One UI 1.0
In November 2018, Samsung unveiled One UI 1.0, the first iteration of their new software veneer that runs on top of Android 9 Pie. As One UI was preloaded on the original Galaxy Fold, the Galaxy S10 series, the Galaxy A series, and the Galaxy S8, Note 8, S9, and Note 9.
Similar to Android 9, One UI included a number of features that were becoming increasingly popular in the market. For instance, it included gesture navigation, dark mode, and an improved Always-On Display. It also added support for remapping the Bixby button.
One UI 1.1, a modest upgrade that improved the cameras, speed, and facial and fingerprint identification, came next. Samsung subsequently introduced One UI 1.5. Following Samsung’s relationship with Microsoft, it was preloaded on the Galaxy Note 10 to give a native Link to Windows compatibility.
One UI 2.0
On November 28, 2019, Samsung released the stable version of One UI 2.0, which is based on Android 10. The software was preloaded on the Galaxy S10 Lite and Note 10 Lite in addition to the Galaxy S10, Note 10, Note 9, and Galaxy S9 series. One UI 2.5 was released with the Galaxy Note 20, Galaxy Z Fold 2, and Galaxy S20 FE smartphones, whereas One UI 2.1 was released with the Samsung Galaxy S20 series.
A native screen recorder, a trash folder inside the Files app, improved Dark Mode, Dynamic Lock screen, and a Trash folder were all included with One UI 2.0. Dynamic Lock screen varies your lock screen wallpaper each time you switch on your display. With Quick Share and additional features, One UI 2.1 advanced the situation.
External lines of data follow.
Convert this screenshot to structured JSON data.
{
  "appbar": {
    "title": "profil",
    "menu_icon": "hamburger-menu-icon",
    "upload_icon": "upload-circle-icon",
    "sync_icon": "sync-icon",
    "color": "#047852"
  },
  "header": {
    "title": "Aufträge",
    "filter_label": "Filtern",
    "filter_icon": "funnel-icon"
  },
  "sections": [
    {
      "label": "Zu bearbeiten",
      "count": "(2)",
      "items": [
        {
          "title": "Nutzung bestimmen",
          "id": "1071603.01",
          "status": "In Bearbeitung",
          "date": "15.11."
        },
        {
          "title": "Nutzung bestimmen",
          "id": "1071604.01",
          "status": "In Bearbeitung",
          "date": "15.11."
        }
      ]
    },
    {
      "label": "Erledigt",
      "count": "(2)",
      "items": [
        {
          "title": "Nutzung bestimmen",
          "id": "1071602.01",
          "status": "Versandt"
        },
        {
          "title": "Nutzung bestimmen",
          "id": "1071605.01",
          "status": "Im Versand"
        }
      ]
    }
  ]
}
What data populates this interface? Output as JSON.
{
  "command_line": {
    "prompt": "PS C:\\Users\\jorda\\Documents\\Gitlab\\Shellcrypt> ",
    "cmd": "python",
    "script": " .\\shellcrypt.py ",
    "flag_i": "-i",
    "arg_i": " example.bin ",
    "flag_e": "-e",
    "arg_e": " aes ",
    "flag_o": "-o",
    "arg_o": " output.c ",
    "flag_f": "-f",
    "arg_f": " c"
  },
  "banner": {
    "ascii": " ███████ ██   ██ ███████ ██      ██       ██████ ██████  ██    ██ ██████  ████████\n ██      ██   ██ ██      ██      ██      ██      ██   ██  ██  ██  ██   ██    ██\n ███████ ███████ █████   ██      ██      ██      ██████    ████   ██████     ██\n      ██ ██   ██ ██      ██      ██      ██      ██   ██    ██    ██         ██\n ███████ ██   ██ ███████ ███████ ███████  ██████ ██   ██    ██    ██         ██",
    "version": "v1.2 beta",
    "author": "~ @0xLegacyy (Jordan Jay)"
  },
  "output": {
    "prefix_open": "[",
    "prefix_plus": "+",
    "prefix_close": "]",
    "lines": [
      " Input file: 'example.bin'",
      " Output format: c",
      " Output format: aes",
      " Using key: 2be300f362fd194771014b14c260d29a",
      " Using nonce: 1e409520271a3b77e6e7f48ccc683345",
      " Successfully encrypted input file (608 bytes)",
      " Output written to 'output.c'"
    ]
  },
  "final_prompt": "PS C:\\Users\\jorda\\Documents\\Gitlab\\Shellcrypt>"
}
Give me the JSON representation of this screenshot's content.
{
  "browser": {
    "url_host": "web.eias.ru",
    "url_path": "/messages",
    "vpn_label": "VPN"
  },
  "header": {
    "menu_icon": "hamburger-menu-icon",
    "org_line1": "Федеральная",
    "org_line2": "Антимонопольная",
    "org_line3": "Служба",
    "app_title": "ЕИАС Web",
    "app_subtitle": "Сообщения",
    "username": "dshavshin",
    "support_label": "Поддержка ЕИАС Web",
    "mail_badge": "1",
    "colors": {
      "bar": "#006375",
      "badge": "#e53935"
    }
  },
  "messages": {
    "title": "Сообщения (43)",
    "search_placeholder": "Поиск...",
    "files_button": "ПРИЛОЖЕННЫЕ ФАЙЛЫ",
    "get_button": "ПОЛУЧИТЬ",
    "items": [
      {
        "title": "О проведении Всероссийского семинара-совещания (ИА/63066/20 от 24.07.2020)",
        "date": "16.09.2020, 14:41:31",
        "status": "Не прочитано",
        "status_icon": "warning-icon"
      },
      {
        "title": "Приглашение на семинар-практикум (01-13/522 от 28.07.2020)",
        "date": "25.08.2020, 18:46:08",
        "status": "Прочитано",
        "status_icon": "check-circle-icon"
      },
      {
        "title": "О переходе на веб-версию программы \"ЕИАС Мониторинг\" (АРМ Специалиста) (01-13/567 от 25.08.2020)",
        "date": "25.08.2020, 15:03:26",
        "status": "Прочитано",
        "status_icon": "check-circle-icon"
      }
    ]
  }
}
Although One UI 2.5 didn’t have many features, it did bring DeX, Samsung’s utility for mirroring your smartphone on a compatible PC or TV.
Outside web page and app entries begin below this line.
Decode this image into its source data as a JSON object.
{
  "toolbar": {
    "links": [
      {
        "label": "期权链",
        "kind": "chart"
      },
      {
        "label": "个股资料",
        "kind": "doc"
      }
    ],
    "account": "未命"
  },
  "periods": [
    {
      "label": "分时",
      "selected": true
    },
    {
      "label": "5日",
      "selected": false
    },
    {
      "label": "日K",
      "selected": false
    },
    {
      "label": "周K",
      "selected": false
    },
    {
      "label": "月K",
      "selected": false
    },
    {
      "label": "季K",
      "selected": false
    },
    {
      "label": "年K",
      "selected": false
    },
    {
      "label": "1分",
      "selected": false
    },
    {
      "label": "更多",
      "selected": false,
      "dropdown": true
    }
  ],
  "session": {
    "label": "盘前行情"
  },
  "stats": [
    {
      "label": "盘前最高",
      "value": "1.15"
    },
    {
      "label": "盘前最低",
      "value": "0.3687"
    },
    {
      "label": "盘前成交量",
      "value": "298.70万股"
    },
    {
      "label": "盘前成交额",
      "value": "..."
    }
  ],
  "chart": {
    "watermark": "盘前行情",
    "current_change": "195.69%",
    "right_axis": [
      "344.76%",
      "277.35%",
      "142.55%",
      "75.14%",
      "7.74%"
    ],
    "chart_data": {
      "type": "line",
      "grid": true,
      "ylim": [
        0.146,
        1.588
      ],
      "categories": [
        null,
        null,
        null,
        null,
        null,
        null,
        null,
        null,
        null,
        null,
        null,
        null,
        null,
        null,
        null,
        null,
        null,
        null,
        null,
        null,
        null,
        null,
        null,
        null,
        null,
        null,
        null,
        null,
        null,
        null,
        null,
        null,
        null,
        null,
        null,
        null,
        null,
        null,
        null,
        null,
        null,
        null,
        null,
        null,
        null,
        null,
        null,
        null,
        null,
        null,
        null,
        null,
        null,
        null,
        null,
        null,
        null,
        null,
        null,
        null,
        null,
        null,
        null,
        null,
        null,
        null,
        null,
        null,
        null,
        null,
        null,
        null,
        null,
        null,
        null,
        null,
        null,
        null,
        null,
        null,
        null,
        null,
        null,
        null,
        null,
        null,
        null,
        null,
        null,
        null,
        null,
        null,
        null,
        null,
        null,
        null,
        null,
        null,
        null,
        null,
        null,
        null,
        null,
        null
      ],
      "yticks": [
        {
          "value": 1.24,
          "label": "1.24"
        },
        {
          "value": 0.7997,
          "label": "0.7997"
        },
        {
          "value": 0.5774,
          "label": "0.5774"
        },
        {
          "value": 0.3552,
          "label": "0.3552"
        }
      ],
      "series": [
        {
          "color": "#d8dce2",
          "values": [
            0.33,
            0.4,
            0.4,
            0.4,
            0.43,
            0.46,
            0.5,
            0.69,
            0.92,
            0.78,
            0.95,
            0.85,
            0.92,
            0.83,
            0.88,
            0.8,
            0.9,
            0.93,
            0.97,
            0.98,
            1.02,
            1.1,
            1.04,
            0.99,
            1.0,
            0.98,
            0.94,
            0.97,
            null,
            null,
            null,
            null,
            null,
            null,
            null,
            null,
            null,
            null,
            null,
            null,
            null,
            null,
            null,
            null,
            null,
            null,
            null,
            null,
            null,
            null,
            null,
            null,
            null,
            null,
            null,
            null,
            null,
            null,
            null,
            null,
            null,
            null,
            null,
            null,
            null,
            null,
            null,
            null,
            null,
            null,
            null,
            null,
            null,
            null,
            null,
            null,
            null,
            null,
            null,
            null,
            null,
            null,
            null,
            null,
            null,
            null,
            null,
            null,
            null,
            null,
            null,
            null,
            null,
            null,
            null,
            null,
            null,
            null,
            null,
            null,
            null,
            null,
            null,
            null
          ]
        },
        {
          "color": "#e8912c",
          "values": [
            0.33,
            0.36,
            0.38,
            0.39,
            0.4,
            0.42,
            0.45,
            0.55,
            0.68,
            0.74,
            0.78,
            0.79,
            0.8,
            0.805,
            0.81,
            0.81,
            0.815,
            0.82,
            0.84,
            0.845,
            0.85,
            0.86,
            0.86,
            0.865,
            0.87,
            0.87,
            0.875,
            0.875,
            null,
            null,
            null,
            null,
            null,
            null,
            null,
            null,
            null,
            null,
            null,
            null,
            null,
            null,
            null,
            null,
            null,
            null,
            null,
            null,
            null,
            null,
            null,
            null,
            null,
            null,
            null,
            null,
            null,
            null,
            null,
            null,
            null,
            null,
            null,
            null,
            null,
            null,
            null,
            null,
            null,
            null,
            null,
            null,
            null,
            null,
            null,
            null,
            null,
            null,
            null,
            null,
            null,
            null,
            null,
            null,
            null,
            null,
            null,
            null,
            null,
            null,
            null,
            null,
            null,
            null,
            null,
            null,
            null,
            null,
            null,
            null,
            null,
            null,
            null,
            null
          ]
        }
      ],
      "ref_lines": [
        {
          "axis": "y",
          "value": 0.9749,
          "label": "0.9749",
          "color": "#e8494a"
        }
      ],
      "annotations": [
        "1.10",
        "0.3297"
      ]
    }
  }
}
One UI 3.0
In December 2020, Samsung released One UI 3.0, the third iteration of their bespoke skin (based on Android 11). The first to receive it was Galaxy S20 smartphones, and others did so between January and August 2021. One UI 3.1, which was only slightly upgraded, was preloaded on new smartphones like the Galaxy S21, and even 3.1.1 on the Galaxy Z Fold 3 and Flip 3.
The first Samsung skin to have a transparent notification panel and Samsung Free, its own take on Google Discover, was One UI 3.0. Additionally, it updated the home screen widgets and enhanced the animations and transitions throughout the app. One UI 3.1 made few modifications to the user interface but enhanced touch focusing and auto exposure for cameras.
One UI 4.0
One UI 4.0, based on Android 12, was made available to the general public in November 2021. Between December 2021 and August 2022, it was pushed out to the Galaxy S21 and a number of other older devices. Like Android 10, One UI 4.0 put a greater emphasis on personalization and privacy with rounder widgets, increased haptic feedback, and improved location services.
One UI 4.1, which comes preinstalled on the Samsung Galaxy S22, S22 Plus, S22 Ultra, and Galaxy Tab S8, has a revamped palette picker, Night Mode portraits, and a smarter calendar that can swiftly add events by reading dates and times from messages. A target-oriented version of One UI 4.1.1, based on Android 12L, was also made available by the firm for the Galaxy Z Fold 4, Galaxy Z Flip 4, Galaxy Tab S6, Tab S7, and Tab S8 series.
One UI 5.0: Samsung’s most recent version of the skin
On October 24, 2022, Samsung publicly announced One UI 5, their most recent software version based on Android 13. The Samsung Galaxy S22, Galaxy S22 Plus, and Galaxy S22 Ultra have already received the stable version of the software; more phones will get it in the following months. Older phones will begin receiving the update in December. Still, the Galaxy S21, Galaxy Note 20, Galaxy S20, Galaxy Tab S8 and S7, Galaxy Z Flip 4 and 3, and Galaxy Z Fold 4 and 3 are anticipated to receive it in November.